▸ Activity
The answer must be every line of the data that holds the word "JSON".

*** Opening Dataset records ***

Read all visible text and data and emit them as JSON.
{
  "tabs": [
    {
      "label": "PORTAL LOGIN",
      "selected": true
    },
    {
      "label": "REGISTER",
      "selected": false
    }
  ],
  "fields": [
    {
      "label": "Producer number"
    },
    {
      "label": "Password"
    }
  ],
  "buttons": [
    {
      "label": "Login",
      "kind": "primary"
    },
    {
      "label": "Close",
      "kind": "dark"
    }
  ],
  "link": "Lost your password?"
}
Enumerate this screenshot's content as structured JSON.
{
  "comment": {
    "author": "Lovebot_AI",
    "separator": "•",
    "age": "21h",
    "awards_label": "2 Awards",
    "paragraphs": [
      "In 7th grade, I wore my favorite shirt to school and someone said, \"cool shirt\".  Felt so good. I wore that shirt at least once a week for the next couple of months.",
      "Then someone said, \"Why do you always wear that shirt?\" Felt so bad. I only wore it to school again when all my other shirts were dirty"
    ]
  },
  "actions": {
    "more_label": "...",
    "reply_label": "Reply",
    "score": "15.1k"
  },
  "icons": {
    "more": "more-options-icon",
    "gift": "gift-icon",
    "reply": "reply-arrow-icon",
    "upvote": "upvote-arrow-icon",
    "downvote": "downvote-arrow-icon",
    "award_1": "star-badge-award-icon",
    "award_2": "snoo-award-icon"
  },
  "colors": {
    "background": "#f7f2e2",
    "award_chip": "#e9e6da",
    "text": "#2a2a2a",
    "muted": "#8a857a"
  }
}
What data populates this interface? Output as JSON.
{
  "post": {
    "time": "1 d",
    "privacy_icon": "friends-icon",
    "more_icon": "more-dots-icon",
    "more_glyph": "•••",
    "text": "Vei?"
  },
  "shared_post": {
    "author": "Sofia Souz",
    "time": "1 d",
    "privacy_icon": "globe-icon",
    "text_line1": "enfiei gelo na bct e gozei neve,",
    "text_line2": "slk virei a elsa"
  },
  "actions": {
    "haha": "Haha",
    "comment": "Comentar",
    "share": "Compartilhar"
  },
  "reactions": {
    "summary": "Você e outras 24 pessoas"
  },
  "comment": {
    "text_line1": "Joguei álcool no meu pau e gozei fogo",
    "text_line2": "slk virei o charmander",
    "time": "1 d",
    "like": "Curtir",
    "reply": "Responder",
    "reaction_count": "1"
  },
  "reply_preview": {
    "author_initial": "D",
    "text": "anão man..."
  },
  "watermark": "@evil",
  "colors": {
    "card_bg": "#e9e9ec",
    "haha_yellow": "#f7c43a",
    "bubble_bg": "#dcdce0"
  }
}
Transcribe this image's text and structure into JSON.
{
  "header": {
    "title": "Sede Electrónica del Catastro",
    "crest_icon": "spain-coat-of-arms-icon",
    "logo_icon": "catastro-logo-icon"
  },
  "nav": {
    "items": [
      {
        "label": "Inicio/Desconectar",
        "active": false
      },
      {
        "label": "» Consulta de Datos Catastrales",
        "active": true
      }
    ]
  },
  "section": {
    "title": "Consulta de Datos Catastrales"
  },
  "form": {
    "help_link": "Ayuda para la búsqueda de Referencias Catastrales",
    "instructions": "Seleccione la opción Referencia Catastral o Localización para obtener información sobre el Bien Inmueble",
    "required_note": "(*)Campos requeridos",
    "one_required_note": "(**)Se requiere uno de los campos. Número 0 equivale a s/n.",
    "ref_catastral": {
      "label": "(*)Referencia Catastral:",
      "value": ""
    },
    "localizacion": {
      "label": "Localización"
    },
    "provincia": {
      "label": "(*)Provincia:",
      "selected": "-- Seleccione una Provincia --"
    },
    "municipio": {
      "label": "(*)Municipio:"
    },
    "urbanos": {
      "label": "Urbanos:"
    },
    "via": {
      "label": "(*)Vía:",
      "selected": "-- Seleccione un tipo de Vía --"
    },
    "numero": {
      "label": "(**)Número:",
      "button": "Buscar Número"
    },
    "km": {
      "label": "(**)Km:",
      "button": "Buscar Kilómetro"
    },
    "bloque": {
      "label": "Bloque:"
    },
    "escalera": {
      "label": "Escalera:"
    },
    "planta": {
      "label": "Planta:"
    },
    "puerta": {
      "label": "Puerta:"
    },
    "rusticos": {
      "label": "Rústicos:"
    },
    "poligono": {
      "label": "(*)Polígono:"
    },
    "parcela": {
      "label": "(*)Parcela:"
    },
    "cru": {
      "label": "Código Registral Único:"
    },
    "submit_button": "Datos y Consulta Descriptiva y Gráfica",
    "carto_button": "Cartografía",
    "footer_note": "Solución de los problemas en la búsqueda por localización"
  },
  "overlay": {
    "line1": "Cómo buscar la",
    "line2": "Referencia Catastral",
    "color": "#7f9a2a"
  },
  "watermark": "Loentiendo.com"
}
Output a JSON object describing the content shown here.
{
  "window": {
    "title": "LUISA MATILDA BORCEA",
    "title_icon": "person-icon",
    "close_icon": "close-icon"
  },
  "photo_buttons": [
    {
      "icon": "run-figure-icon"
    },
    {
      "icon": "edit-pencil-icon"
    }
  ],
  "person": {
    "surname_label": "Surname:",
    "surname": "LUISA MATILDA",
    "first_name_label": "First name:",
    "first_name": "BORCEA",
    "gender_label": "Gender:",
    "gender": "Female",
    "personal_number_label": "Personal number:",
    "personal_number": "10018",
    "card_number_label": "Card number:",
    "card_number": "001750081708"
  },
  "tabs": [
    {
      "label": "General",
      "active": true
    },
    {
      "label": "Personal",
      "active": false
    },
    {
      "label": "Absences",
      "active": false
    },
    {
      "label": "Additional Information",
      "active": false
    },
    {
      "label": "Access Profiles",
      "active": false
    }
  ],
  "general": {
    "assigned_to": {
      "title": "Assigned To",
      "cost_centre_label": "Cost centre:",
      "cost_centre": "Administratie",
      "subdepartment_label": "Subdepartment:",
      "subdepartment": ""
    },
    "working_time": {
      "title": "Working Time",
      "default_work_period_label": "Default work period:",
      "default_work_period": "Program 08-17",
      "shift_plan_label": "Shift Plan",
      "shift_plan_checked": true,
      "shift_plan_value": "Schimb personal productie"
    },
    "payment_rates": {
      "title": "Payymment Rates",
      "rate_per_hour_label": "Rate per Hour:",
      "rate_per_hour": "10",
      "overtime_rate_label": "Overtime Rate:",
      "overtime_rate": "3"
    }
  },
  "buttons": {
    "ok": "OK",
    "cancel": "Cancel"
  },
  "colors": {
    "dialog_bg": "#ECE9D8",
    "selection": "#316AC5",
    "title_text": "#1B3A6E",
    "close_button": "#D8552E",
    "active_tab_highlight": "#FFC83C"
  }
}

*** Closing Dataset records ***

▸ Response to the exercise
Read all visible text and data and emit them as JSON.
Enumerate this screenshot's content as structured JSON.
What data populates this interface? Output as JSON.
Transcribe this image's text and structure into JSON.
Output a JSON object describing the content shown here.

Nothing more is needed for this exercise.